• **Assigned task**
Look through the data for the string "from". Copy every line where it is found.

• **Data**
Segment Open
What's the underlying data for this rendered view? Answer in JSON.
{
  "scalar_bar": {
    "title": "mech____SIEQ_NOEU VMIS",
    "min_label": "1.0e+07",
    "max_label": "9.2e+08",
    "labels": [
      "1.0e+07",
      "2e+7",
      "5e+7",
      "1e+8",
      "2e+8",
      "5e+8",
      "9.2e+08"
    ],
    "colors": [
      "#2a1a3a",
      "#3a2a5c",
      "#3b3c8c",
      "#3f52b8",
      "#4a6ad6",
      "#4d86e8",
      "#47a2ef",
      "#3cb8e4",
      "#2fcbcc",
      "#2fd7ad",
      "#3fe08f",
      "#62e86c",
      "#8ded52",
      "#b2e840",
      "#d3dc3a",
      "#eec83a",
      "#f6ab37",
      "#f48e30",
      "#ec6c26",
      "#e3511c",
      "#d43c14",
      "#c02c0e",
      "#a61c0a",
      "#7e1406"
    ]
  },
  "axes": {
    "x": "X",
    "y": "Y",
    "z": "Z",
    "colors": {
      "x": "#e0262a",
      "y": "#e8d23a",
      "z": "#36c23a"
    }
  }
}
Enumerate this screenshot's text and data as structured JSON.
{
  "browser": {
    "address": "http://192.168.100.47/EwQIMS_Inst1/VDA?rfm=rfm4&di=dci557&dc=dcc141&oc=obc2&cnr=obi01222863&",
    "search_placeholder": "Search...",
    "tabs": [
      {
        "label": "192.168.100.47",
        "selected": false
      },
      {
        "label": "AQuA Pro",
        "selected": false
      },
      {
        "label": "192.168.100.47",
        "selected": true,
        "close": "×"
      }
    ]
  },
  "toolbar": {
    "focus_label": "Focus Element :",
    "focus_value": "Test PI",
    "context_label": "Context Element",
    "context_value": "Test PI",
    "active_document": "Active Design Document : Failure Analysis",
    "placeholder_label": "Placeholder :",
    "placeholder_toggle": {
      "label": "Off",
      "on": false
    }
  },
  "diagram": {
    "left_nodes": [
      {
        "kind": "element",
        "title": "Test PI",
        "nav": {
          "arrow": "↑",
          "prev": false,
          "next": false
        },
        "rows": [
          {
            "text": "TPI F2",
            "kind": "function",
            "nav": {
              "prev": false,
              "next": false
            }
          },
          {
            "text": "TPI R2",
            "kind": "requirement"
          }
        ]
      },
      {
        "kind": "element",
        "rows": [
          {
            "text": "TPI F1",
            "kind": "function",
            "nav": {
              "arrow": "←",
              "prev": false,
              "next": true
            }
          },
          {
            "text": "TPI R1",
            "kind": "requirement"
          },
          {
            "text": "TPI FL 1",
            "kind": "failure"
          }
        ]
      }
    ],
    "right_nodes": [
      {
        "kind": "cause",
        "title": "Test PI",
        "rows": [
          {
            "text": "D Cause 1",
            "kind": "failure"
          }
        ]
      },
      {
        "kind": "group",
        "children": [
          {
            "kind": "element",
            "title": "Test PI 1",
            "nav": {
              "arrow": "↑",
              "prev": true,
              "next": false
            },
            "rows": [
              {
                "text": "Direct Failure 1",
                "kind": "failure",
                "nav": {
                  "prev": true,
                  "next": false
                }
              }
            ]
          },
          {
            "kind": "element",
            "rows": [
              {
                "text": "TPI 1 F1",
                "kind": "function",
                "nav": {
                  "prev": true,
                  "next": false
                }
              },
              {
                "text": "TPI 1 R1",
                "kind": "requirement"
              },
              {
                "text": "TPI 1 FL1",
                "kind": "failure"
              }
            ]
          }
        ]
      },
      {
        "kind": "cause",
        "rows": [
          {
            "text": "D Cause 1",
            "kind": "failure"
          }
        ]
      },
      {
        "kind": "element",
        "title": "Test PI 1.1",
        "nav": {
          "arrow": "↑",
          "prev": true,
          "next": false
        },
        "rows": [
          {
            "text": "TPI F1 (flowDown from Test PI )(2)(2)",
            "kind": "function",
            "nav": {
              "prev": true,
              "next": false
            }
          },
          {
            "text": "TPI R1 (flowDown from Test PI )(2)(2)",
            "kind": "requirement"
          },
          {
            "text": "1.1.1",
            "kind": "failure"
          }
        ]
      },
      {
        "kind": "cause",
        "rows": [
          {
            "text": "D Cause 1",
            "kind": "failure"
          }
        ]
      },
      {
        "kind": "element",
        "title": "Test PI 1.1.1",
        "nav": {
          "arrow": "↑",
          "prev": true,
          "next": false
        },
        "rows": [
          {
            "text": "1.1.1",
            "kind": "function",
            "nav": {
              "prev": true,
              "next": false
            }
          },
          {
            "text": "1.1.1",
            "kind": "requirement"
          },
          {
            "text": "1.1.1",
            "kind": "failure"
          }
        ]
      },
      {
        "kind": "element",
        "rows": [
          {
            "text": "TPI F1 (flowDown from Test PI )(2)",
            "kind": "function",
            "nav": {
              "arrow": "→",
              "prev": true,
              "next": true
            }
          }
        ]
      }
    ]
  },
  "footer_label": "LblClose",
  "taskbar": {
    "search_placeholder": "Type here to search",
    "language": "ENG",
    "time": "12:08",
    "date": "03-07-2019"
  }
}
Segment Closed
• **Task output**
            "text": "TPI F1 (flowDown from Test PI )(2)(2)",
            "text": "TPI R1 (flowDown from Test PI )(2)(2)",
            "text": "TPI F1 (flowDown from Test PI )(2)",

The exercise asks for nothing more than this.